[Data for the task — start]

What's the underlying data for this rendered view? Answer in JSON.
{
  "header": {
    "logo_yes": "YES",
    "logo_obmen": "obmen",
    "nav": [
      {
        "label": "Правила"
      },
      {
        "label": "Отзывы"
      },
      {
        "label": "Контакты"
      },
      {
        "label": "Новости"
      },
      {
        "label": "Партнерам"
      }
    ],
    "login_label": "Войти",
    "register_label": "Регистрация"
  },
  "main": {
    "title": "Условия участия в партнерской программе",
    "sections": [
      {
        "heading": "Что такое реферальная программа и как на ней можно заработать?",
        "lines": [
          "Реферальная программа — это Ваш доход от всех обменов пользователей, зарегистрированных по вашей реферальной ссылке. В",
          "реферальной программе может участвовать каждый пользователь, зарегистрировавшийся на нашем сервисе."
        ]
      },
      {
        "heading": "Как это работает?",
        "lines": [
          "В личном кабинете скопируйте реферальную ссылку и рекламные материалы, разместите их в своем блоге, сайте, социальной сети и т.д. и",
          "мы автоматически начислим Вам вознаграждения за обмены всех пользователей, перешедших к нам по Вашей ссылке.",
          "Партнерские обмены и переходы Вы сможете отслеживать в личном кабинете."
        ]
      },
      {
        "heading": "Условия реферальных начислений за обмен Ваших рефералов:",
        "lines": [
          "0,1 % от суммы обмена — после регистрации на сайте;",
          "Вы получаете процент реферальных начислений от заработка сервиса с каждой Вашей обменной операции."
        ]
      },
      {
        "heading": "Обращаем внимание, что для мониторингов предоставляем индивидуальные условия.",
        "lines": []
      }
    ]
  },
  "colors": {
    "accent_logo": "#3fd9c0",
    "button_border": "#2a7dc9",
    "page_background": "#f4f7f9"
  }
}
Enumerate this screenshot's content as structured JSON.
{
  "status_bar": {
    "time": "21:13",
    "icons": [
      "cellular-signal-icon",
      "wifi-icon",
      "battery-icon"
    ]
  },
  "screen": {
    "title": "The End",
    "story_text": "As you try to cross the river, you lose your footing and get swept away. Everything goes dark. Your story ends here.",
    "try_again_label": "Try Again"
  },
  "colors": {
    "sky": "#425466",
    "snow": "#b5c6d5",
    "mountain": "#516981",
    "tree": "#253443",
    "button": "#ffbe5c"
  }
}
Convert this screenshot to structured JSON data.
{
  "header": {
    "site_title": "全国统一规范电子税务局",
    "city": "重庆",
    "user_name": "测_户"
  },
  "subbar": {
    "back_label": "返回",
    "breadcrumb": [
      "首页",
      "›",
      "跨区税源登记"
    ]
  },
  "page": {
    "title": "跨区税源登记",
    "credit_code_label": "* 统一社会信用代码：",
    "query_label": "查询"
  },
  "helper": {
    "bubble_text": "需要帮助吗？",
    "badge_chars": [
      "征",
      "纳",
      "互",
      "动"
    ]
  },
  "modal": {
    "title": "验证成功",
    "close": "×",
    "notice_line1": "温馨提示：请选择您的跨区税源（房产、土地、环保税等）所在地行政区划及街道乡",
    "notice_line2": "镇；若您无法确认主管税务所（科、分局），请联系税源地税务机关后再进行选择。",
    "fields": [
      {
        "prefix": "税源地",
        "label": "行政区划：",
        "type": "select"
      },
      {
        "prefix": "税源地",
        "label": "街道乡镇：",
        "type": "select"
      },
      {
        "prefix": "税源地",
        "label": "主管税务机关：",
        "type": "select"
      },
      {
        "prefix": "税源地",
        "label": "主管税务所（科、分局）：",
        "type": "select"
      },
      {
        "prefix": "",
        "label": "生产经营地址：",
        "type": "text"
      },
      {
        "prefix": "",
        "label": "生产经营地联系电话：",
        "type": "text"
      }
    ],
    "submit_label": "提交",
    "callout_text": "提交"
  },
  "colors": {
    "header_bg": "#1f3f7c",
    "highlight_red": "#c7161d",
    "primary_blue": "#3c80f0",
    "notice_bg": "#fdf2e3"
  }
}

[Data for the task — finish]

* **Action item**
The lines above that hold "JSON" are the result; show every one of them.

* **Exercise solution**
What's the underlying data for this rendered view? Answer in JSON.
Enumerate this screenshot's content as structured JSON.
Convert this screenshot to structured JSON data.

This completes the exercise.